We demo this quick-play dice rolling game on the stall as it’s easy to set up and quick to put away should the heavens open. Throw the tiles down randomly on a table (or on the grass or the sand), roll two dice which depict each symbol that appears on the tiles. When you see the symbols on the dice on a tile, quickly tap the tile with your cobra paw (i.e., your finger!) and the tile is yours. Simples!
If you want something more physical… then Molkky – a Finnish version of skittles where players have to reduce their score from 50 to exactly 0 during the game or go back and start again – is also a great game to play outdoors.
6: A game to play in a library:
There are so many fantastic games which you can play on your own in a quiet corner these days it’s hard to know which to choose!
I think Cat Stax by Brainwright (in which you try and fit various numbers of cats in layers on to grids on small cards) can be easily hidden on a shelf in your local library. You can also pick it up and have a go each time you visit without needing to remember where you were the last time you played it.
7: A game to play with someone who claims to hate board games:
Can you convert a non-believer?
Playing a never-ending game of Monopoly or endless rounds of memory card games when your kids are small can send the most patient person running for the hills when someone suggests playing a board game!
Despite his battle scars from playing Operation with me when we first started dating and repeatedly winning (not a great evening), my husband Alex has recently re-discovered the joys of board gaming. Although, he rarely wants to play anything with lots of rules and components such as Everdell or Terraforming Mars, he often fancies playing a small box game particularly those with cards.
His favourite right now is pick and pass card game Sushi Go! by Gamewright and I think it ticks a lot of boxes for those with a fear of never-ending and complicated board games. It’s easy to learn, requires a bit of strategy and memory but not so much that your brain hurts; it plays over three rounds so there are opportunities to do better each turn; picking and passing encourages concentration and quick decision making and the sushi drawings are fun without being too cute or childish!
8: A game to play with one other player:
A cosy game for two .

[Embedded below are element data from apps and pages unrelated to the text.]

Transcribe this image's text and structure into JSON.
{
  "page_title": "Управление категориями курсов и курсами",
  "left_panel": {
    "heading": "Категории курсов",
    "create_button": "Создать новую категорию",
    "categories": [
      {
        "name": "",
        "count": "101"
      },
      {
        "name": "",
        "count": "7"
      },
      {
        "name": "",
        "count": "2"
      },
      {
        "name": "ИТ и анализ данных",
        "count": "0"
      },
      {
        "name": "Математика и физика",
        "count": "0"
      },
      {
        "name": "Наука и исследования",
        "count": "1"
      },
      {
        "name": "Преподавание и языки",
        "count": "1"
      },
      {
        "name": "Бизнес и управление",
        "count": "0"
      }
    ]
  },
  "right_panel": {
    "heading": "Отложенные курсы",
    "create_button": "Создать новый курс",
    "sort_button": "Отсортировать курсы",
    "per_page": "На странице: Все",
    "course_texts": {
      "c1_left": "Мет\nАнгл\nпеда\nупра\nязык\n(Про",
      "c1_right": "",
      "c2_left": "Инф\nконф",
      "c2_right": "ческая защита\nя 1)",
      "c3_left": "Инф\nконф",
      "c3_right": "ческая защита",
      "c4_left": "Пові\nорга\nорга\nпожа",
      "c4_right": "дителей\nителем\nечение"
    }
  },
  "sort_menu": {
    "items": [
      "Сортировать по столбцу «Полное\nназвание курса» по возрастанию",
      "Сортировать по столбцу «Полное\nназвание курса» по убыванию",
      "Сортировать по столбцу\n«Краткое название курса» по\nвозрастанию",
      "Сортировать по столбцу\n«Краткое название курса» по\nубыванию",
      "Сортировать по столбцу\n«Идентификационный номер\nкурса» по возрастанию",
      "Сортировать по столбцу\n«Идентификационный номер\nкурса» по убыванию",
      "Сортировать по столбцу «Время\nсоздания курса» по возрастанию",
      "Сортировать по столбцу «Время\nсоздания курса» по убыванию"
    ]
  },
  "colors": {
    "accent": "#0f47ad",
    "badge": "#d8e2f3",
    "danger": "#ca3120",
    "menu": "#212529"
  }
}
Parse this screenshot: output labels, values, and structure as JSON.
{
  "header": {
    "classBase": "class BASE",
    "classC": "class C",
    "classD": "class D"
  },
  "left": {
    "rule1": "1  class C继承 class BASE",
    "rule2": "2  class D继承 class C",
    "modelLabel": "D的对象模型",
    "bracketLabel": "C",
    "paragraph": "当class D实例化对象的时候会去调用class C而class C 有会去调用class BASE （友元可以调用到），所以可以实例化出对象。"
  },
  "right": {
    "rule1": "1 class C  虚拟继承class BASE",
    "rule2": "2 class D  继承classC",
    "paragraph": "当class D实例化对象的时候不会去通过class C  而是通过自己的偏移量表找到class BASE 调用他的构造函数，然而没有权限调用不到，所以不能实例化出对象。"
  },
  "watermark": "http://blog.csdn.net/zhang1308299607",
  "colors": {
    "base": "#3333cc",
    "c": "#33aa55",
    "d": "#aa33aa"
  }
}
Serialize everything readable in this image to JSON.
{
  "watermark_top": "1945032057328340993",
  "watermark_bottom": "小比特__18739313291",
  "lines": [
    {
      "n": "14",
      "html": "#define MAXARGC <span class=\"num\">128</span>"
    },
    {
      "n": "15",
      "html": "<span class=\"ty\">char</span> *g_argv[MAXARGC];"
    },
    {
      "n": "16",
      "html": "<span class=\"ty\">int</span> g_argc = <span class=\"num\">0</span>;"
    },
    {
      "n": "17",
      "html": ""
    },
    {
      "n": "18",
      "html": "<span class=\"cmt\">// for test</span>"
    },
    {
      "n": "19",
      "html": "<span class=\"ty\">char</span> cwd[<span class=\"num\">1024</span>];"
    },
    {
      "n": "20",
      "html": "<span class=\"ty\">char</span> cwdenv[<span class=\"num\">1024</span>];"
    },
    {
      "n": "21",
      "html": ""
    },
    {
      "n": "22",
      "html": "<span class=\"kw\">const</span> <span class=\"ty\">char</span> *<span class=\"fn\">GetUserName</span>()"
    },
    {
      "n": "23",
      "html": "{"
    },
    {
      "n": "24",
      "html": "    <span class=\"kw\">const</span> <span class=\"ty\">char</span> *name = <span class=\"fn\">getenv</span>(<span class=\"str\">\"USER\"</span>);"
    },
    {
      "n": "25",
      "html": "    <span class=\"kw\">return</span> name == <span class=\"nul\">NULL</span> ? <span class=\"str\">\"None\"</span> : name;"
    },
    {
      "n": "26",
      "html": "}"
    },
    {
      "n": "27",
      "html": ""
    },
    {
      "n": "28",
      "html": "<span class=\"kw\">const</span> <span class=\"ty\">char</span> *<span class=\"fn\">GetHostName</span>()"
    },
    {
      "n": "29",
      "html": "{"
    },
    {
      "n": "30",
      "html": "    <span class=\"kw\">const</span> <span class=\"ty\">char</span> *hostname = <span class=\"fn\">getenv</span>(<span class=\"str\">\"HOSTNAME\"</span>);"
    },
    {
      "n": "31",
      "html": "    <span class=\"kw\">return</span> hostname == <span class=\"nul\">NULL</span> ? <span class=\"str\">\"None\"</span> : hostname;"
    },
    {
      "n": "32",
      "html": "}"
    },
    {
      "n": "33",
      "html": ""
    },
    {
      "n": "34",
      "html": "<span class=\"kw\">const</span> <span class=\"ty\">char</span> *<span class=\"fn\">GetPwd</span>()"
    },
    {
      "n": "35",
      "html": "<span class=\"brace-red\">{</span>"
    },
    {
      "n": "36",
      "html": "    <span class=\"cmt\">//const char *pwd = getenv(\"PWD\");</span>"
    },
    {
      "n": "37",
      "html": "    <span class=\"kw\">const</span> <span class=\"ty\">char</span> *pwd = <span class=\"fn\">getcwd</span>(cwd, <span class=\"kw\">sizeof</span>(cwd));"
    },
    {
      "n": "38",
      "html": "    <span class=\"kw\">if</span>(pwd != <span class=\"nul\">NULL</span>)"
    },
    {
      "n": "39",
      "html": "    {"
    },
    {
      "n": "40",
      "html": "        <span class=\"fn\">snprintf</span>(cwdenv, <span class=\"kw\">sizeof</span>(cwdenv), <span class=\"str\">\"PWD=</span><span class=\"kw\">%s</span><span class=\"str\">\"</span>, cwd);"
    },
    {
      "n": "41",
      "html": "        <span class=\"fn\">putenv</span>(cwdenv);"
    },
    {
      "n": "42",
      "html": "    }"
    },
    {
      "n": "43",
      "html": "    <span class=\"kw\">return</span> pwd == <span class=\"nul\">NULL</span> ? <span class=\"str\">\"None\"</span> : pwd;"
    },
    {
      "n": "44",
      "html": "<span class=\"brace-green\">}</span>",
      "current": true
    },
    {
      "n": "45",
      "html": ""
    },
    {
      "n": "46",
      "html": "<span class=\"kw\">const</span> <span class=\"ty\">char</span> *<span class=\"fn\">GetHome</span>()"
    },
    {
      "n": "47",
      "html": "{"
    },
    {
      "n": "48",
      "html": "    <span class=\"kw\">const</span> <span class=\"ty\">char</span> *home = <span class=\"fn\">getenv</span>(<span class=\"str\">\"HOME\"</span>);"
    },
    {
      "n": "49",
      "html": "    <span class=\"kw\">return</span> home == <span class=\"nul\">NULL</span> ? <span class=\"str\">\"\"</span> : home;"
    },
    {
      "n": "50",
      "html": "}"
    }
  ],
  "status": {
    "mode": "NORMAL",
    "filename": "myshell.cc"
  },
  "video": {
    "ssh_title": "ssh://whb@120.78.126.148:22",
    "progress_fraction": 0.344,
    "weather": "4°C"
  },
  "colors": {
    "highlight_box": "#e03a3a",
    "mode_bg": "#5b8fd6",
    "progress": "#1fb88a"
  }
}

Oh, the joy of the two-player game and the uninterrupted time to play it. I book in games evenings at my friend Celine’s pad so I can pretend I have all the time in the world and no dishes to do.
Both only children, we are really patient with each other and takes turns in explaining the gameplay so no stress there but we also don’t have to pretend that we don’t mind losing! There are lots of cliches about only children that don’t hold much water but it is my suspicion that most onlys are not great losers in the board game arena…even when they are old enough to know better! We settle this by playing enough rounds of a competitive game to ensure that we both end the evening smiling!
Current fave? Plotalot by Moonstone Games. An allotment themed card drafting game, Gemma Newsome’s first game combines beautiful artwork, pleasantly paced game-play and enough strategy and sabotage opportunities to engage and entertain. I’m also shouting out here about escape room games such as the EXIT range by Kosmos Games. For one to four players, I think two is the magic number when you want to play one of these – take it in turns to read out and try and solve the clues, bounce ideas off each other, enjoy the clever twists and turns designers Inka and Markus Brand have fiendishly thought up and choose whether to play against the clock or come back to it another day.